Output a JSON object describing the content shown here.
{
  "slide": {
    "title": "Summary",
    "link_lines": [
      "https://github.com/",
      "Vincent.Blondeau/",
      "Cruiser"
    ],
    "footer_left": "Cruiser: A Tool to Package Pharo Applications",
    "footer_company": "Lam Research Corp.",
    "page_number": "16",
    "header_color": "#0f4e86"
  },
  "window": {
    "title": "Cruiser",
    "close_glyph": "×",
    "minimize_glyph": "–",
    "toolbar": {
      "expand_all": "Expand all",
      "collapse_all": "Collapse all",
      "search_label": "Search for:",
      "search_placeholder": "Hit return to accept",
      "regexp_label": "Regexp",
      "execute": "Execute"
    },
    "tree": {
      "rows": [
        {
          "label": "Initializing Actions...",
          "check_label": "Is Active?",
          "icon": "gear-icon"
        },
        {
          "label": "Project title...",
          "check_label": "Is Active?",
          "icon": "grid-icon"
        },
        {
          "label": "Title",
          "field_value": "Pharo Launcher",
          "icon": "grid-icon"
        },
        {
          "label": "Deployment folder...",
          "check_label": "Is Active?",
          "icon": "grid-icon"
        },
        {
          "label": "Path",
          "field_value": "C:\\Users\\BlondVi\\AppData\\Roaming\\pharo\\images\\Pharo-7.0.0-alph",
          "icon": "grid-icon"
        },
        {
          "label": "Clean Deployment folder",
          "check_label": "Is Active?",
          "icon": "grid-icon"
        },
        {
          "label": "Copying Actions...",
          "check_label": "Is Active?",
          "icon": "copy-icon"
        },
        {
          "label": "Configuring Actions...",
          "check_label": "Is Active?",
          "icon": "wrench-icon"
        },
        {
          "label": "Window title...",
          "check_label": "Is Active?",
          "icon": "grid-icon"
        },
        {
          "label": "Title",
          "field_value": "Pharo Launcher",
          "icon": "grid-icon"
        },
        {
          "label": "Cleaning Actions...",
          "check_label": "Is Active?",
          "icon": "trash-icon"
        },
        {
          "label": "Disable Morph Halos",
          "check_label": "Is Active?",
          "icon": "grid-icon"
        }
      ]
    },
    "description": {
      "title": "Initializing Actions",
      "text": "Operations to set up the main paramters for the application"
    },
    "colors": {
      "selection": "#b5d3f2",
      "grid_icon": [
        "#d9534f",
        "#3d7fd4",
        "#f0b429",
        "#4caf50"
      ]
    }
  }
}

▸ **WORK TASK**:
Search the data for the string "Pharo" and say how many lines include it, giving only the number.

▸ **COMPLETED EXERCISE**:
4